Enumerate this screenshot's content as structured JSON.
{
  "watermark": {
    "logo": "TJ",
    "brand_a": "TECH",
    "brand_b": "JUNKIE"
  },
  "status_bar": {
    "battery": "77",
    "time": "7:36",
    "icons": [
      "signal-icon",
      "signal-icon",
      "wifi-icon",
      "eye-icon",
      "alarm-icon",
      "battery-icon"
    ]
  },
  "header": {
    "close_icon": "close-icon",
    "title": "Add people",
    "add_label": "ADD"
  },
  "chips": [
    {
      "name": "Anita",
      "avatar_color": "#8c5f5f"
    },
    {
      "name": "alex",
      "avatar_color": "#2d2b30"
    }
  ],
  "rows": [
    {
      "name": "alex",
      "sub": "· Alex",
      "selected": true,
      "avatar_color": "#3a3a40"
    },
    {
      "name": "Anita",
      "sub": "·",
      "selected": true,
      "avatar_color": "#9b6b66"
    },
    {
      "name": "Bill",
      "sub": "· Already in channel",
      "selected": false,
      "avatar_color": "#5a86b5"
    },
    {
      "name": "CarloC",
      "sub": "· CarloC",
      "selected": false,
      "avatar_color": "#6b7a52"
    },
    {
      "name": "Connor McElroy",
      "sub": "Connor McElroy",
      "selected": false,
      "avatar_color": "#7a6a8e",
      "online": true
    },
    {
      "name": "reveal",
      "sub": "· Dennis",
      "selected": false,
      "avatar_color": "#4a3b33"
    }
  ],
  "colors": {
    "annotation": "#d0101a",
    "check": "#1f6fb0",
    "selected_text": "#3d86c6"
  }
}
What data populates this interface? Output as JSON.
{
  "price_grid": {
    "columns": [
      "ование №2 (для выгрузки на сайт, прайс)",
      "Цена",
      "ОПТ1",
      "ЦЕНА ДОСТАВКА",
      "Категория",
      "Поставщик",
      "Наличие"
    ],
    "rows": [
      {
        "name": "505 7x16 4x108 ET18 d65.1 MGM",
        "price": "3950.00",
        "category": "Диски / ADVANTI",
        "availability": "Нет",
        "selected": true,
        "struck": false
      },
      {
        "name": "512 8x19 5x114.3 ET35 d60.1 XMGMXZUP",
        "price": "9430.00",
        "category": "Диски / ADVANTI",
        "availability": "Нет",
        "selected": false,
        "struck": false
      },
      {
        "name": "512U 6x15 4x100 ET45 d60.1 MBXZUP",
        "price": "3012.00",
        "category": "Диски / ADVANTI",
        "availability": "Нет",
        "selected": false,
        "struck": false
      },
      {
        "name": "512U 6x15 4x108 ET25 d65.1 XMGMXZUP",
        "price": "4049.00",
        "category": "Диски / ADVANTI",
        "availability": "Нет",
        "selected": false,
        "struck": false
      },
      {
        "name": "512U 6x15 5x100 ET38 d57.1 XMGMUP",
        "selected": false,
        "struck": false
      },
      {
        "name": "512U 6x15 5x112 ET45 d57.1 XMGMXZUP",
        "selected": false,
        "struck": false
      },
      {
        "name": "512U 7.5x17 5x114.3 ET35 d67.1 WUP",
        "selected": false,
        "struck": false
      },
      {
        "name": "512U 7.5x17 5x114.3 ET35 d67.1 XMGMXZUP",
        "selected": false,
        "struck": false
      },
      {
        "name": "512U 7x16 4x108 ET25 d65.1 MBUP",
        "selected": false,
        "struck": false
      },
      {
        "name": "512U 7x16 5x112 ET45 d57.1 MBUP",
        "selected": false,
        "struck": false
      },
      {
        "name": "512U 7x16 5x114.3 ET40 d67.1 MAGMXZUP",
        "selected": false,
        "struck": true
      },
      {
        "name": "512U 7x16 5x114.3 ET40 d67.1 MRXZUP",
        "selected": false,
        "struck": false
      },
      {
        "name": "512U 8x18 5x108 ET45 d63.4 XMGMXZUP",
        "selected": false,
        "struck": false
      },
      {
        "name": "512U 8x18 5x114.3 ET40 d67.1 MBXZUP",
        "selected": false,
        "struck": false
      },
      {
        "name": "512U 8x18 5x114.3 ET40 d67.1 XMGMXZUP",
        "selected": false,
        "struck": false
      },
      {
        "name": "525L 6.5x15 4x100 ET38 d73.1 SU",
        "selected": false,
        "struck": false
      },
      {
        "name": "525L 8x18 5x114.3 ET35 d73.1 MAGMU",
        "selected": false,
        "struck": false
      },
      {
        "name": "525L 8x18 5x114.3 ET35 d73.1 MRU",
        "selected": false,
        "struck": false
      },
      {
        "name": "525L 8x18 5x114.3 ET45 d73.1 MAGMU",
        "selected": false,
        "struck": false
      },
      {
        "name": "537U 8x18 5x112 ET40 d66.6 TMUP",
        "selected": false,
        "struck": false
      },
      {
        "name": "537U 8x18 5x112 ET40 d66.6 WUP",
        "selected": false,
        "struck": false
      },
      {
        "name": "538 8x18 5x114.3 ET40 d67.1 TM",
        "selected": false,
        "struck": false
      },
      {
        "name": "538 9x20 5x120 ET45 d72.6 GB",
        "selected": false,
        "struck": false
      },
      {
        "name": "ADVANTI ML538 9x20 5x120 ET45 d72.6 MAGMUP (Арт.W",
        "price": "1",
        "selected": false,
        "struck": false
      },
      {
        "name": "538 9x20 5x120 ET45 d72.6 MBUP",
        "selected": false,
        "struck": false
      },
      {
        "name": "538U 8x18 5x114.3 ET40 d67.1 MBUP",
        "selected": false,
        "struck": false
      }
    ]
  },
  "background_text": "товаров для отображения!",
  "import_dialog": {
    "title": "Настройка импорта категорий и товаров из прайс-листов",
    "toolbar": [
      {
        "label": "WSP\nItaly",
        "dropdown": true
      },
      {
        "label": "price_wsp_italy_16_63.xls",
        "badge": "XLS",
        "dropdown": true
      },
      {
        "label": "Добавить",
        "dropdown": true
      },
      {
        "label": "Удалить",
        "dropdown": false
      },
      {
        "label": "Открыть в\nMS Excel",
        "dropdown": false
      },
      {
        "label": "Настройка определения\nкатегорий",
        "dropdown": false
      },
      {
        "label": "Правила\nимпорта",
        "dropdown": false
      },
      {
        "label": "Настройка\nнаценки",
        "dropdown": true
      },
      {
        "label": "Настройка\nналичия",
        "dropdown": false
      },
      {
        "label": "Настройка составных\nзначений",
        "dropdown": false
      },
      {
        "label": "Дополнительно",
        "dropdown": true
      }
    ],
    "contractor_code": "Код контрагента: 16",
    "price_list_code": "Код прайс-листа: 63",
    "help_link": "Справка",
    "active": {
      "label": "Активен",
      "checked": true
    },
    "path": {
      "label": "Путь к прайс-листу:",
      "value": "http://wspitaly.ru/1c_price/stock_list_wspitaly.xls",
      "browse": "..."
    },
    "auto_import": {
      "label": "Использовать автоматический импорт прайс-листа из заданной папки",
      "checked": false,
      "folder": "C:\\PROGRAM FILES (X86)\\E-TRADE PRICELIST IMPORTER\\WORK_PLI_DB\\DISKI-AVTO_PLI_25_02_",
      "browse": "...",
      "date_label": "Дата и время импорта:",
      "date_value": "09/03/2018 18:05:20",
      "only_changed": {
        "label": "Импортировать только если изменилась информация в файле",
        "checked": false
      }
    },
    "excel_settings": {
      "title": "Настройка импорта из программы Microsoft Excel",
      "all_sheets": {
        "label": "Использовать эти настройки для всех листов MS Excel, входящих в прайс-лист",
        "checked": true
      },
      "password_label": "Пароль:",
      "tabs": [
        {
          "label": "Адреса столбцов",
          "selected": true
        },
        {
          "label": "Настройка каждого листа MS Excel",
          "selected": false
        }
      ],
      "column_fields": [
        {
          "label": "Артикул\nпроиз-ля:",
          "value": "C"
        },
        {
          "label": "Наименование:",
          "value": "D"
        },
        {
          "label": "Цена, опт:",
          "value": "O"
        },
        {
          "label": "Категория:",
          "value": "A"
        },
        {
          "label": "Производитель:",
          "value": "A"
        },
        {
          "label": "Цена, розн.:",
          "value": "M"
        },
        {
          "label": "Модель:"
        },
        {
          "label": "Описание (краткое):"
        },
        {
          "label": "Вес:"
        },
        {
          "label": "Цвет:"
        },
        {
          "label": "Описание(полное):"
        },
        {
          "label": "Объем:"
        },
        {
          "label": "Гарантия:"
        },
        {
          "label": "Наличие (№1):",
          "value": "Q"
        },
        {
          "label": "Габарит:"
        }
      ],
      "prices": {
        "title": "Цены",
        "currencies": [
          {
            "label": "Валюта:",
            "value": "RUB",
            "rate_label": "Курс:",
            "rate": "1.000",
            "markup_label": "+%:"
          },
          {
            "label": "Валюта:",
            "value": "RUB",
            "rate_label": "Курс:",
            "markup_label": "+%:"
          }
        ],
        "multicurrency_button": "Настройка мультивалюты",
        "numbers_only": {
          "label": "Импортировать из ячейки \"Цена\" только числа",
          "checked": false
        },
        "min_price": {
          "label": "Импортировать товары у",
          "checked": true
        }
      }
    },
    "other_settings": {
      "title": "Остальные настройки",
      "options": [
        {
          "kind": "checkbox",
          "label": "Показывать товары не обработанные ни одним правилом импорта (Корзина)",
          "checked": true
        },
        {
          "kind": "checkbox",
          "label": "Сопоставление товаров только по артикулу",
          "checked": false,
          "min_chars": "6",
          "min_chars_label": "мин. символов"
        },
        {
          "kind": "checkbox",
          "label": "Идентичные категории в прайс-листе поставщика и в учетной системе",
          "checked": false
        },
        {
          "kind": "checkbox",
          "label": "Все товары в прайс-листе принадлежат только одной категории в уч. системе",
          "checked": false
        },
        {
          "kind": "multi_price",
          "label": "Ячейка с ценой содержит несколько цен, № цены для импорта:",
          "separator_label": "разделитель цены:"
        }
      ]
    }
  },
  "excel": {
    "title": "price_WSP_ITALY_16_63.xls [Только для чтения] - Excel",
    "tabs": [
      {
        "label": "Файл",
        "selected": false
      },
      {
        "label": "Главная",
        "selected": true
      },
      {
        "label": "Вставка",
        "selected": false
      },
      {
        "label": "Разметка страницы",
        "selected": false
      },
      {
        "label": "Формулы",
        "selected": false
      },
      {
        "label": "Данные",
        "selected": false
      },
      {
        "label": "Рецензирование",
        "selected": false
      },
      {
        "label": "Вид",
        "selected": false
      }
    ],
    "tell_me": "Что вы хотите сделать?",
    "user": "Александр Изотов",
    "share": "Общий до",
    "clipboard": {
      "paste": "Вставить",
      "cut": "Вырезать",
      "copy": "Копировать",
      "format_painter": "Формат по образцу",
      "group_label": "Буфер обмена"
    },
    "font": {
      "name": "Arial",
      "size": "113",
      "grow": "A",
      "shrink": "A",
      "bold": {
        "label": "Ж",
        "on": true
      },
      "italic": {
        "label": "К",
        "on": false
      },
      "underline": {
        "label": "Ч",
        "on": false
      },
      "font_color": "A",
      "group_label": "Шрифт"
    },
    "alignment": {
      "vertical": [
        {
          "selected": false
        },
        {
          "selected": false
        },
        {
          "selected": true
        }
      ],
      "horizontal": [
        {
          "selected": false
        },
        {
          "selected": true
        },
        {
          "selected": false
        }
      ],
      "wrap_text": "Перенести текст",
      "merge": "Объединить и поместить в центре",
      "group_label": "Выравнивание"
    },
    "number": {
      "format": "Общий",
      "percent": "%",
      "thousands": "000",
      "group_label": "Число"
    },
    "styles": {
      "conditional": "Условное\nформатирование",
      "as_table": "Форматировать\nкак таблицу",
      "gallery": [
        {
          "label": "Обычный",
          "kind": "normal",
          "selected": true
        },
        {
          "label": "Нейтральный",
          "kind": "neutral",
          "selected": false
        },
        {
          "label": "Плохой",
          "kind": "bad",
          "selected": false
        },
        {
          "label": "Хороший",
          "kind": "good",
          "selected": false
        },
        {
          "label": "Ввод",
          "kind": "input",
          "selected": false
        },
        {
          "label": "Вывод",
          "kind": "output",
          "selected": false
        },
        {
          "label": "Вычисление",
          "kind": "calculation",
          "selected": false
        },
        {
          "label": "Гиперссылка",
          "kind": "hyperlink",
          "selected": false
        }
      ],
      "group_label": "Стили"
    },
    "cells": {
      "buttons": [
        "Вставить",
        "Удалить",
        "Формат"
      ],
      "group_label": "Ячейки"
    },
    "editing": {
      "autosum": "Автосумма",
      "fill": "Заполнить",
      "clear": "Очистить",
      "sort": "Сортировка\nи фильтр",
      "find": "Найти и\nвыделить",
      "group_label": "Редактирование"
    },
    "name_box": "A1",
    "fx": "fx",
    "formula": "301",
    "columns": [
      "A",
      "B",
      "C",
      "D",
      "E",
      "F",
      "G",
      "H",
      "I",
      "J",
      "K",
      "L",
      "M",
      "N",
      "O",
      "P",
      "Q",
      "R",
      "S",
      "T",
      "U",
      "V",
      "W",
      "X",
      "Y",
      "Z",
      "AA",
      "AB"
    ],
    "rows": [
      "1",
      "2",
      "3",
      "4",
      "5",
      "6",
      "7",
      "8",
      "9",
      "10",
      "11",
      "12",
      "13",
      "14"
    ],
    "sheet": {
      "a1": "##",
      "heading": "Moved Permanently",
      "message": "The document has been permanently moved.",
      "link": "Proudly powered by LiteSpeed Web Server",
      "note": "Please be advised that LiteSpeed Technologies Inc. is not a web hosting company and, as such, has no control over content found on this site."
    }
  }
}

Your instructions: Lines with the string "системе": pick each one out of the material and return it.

Answer below:
          "label": "Идентичные категории в прайс-листе поставщика и в учетной системе",
          "label": "Все товары в прайс-листе принадлежат только одной категории в уч. системе",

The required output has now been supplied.